While I will admit the polling data is all over the place with regards to the Affordable Care Act, almost every poll shows somewhere between 35-57% of the country supports Obamacare, 35-57% want parts of it repealed, and around 115% don’t understand a darn thing about the plan. (I made that last number up, in case anyone was worried.) The only thing consistent about the polling data is that it changes every day.

A big part of that uncertainty, of course, is because the Republicans like Senator Cruz have spent two years trying to repeal, obfuscate, and obstruct implementation. They are perfecting the toddler strategy–scream and holler in the check out line and eventually you might get your way. They demand, for instance, President Obama compromise by doing exactly what they want.

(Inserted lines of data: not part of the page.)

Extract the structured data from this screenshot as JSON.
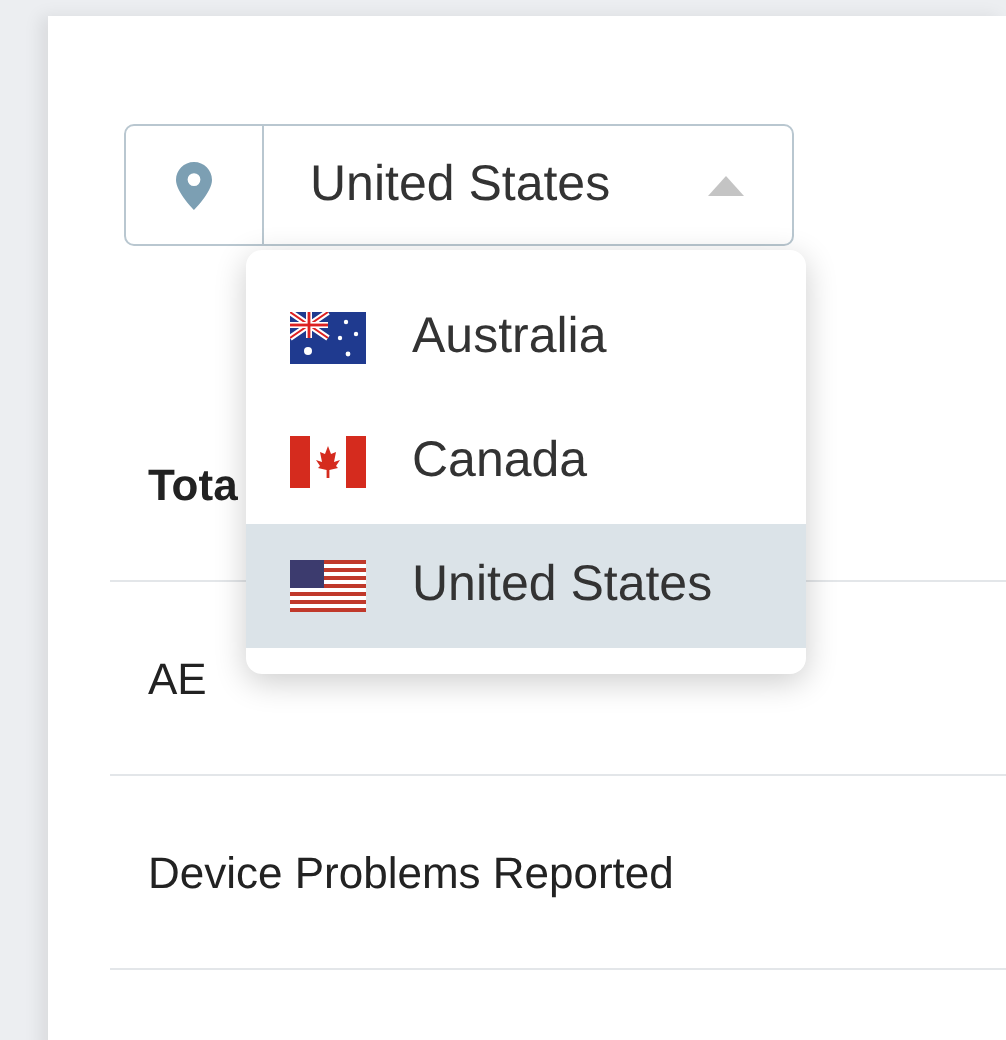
{
  "location_select": {
    "value": "United States",
    "expanded": true,
    "options": [
      {
        "label": "Australia",
        "kind": "au",
        "selected": false
      },
      {
        "label": "Canada",
        "kind": "ca",
        "selected": false
      },
      {
        "label": "United States",
        "kind": "us",
        "selected": true
      }
    ]
  },
  "rows": [
    {
      "label": "Tota",
      "kind": "heading"
    },
    {
      "label": "AE",
      "kind": "item"
    },
    {
      "label": "Device Problems Reported",
      "kind": "item"
    }
  ]
}
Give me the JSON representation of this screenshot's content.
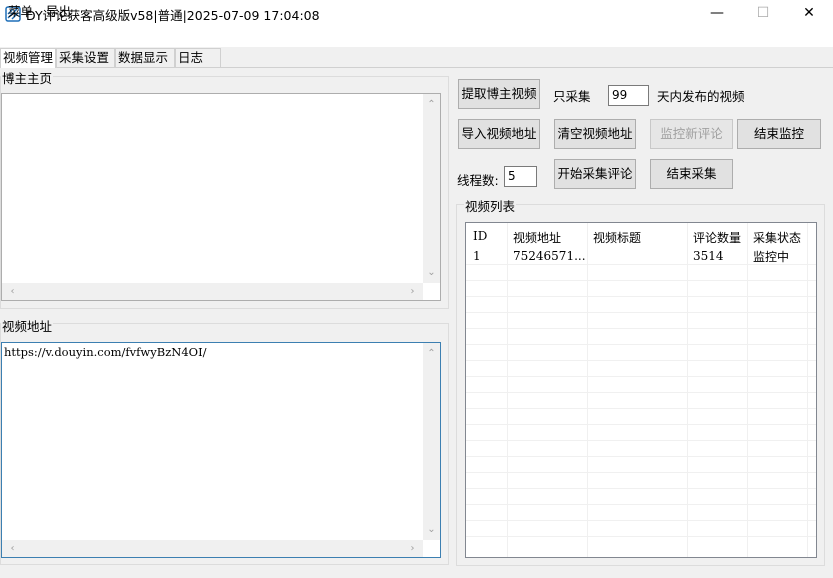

Or they will hold their breath and shut down the government.

While Mr. Cruz does not speak for me, I do agree that we should, as he noted yesterday in his video conference at the Texas Tribune Festival yesterday, “allow people to buy insurance across state lines to create a ‘true national marketplace’ and delink health insurance from jobs.”

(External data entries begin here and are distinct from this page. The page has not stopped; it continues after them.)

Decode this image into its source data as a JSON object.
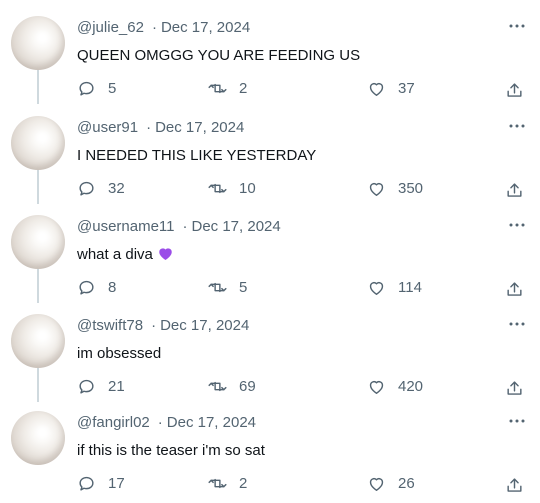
{
  "replies": [
    {
      "handle": "@julie_62",
      "date": "Dec 17, 2024",
      "text": "QUEEN OMGGG YOU ARE FEEDING US",
      "replies_count": "5",
      "retweets_count": "2",
      "likes_count": "37"
    },
    {
      "handle": "@user91",
      "date": "Dec 17, 2024",
      "text": "I NEEDED THIS LIKE YESTERDAY",
      "replies_count": "32",
      "retweets_count": "10",
      "likes_count": "350"
    },
    {
      "handle": "@username11",
      "date": "Dec 17, 2024",
      "text": "what a diva",
      "replies_count": "8",
      "retweets_count": "5",
      "likes_count": "114"
    },
    {
      "handle": "@tswift78",
      "date": "Dec 17, 2024",
      "text": "im obsessed",
      "replies_count": "21",
      "retweets_count": "69",
      "likes_count": "420"
    },
    {
      "handle": "@fangirl02",
      "date": "Dec 17, 2024",
      "text": "if this is the teaser i'm so sat",
      "replies_count": "17",
      "retweets_count": "2",
      "likes_count": "26"
    }
  ],
  "meta_separator": "·",
  "icons": {
    "reply": "reply-icon",
    "retweet": "retweet-icon",
    "like": "like-icon",
    "share": "share-icon",
    "more": "more-options-icon",
    "emoji": "purple-heart-emoji"
  },
  "colors": {
    "text": "#0f1419",
    "muted": "#536471",
    "thread_line": "#cfd9de",
    "emoji": "#9b4de8"
  }
}
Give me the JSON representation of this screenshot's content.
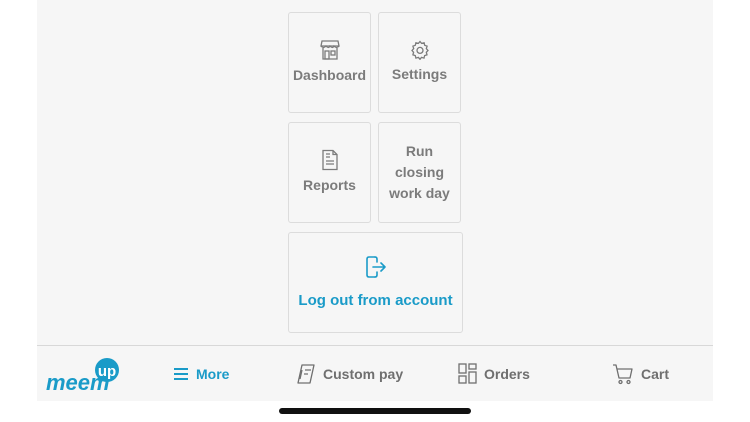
{
  "menu": {
    "dashboard": {
      "label": "Dashboard",
      "icon": "store-icon"
    },
    "settings": {
      "label": "Settings",
      "icon": "gear-icon"
    },
    "reports": {
      "label": "Reports",
      "icon": "document-icon"
    },
    "closing": {
      "label": "Run closing work day",
      "icon": ""
    },
    "logout": {
      "label": "Log out from account",
      "icon": "logout-icon"
    }
  },
  "brand": {
    "name": "meem",
    "badge": "up"
  },
  "nav": {
    "more": {
      "label": "More",
      "icon": "hamburger-icon"
    },
    "custom_pay": {
      "label": "Custom pay",
      "icon": "cash-register-icon"
    },
    "orders": {
      "label": "Orders",
      "icon": "grid-icon"
    },
    "cart": {
      "label": "Cart",
      "icon": "cart-icon"
    }
  },
  "colors": {
    "accent": "#1a9bc8",
    "background": "#f6f6f6",
    "text_muted": "#7b7b7b"
  }
}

Of course, Mr. Cruz also notes the “best way for them [the uninsured] to get health insurance is to get a good-paying job.” And we wonder why we are confused. On the one hand, our champion of free enterprise and limited government supports the basic tenets of the Affordable Care Act and wants to delink insurance from jobs while telling the uninsured to get a good job with insurance.

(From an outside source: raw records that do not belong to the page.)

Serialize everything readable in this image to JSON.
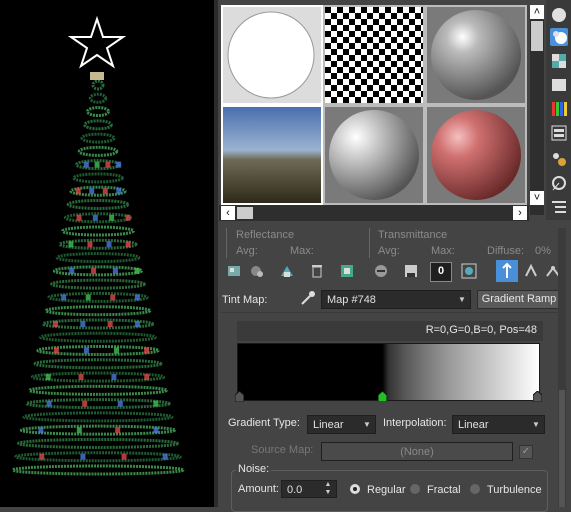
{
  "slots": {
    "labels": [
      "Reflectance",
      "Transmittance"
    ],
    "avg_label": "Avg:",
    "max_label": "Max:",
    "diffuse_label": "Diffuse:",
    "diffuse_value": "0%"
  },
  "tint_map": {
    "label": "Tint Map:",
    "map_name": "Map #748",
    "type_button": "Gradient Ramp"
  },
  "gradient": {
    "info": "R=0,G=0,B=0, Pos=48",
    "gradient_type_label": "Gradient Type:",
    "gradient_type_value": "Linear",
    "interpolation_label": "Interpolation:",
    "interpolation_value": "Linear",
    "source_map_label": "Source Map:",
    "source_map_value": "(None)"
  },
  "noise": {
    "group_label": "Noise:",
    "amount_label": "Amount:",
    "amount_value": "0.0",
    "options": [
      "Regular",
      "Fractal",
      "Turbulence"
    ],
    "selected": "Regular"
  },
  "toolbar": {
    "count_value": "0"
  },
  "icons": [
    "sample-slot-icon",
    "background-icon",
    "checker-icon",
    "video-color-check-icon",
    "make-preview-icon",
    "options-icon",
    "select-by-material-icon",
    "material-navigator-icon",
    "eyedropper-icon"
  ],
  "colors": {
    "panel_bg": "#444444",
    "field_bg": "#2b2b2b",
    "accent_blue": "#4a90d9",
    "marker_green": "#22c022",
    "viewport_bg": "#000000"
  }
}
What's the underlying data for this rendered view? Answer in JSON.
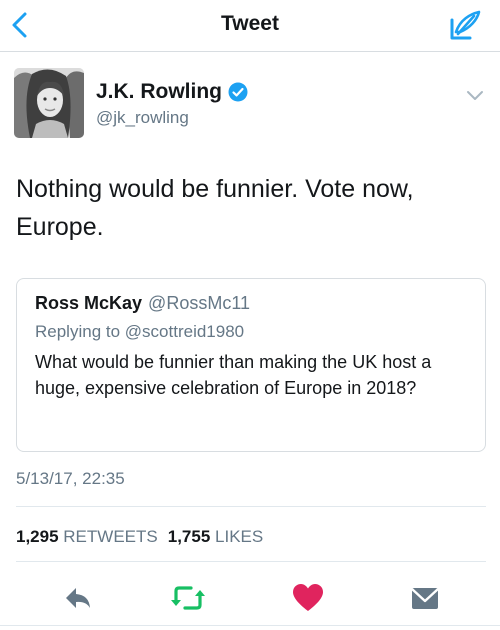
{
  "nav": {
    "title": "Tweet",
    "back_icon": "chevron-left-icon",
    "compose_icon": "compose-tweet-icon",
    "accent": "#1da1f2"
  },
  "tweet": {
    "author_name": "J.K. Rowling",
    "author_handle": "@jk_rowling",
    "verified": true,
    "text": "Nothing would be funnier. Vote now, Europe.",
    "timestamp": "5/13/17, 22:35"
  },
  "quoted": {
    "name": "Ross McKay",
    "handle": "@RossMc11",
    "reply_prefix": "Replying to",
    "reply_to": "@scottreid1980",
    "text": "What would be funnier than making the UK host a huge, expensive celebration of Europe in 2018?"
  },
  "stats": {
    "retweets_count": "1,295",
    "retweets_label": "RETWEETS",
    "likes_count": "1,755",
    "likes_label": "LIKES"
  },
  "actions": {
    "reply_icon": "reply-icon",
    "retweet_icon": "retweet-icon",
    "like_icon": "heart-icon",
    "dm_icon": "envelope-icon",
    "retweet_color": "#17bf63",
    "like_color": "#e0245e",
    "icon_color": "#657786"
  }
}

Because all those people without insurance enjoy low paying, minimum wage jobs with no benefits. They’ve just chosen not to have a job that pays well.

This is the same man, though, who read Green Eggs and Ham, a Dr. Seuss book about trying new things, while telling us we shouldn’t try this new thing.


I fully support Mr. Cruz’s willingness and right to take a principled stand against what might seem like a government take-over of insurance. I have my own doubts about how effective these programs can be run and I have some serious reservations about requiring insurance.

But I also recognize that our current system does not work. Around 45 million Americans lack insurance. They are too often one cough or one lump away from economic disaster and bankruptcy. Medical costs must be reigned in and we simply must provide access to adequate health care. The Affordable Care Act at least gets use started.

Mr. Cruz has the right, and one might even say, the obligation, to rise in principled opposition.

But he should at least admit that he does so for himself and leave the other 299.999 million of us out of it.

Things I Read

And Things I Learned

Washington Monthly

Do I contradict myself? / Very well then I contradict myself, / (I am large, I contain multitudes.)

Joanne Jacobs

Thinking and Linking by Joanne Jacobs

Inside Higher Ed

Do I contradict myself? / Very well then I contradict myself, / (I am large, I contain multitudes.)

NYT > Politics

Do I contradict myself? / Very well then I contradict myself, / (I am large, I contain multitudes.)

Balloon Juice

Do I contradict myself? / Very well then I contradict myself, / (I am large, I contain multitudes.)

Dilbert Daily Strip

Do I contradict myself? / Very well then I contradict myself, / (I am large, I contain multitudes.)

The Full Feed from HuffingtonPost.com

Do I contradict myself? / Very well then I contradict myself, / (I am large, I contain multitudes.)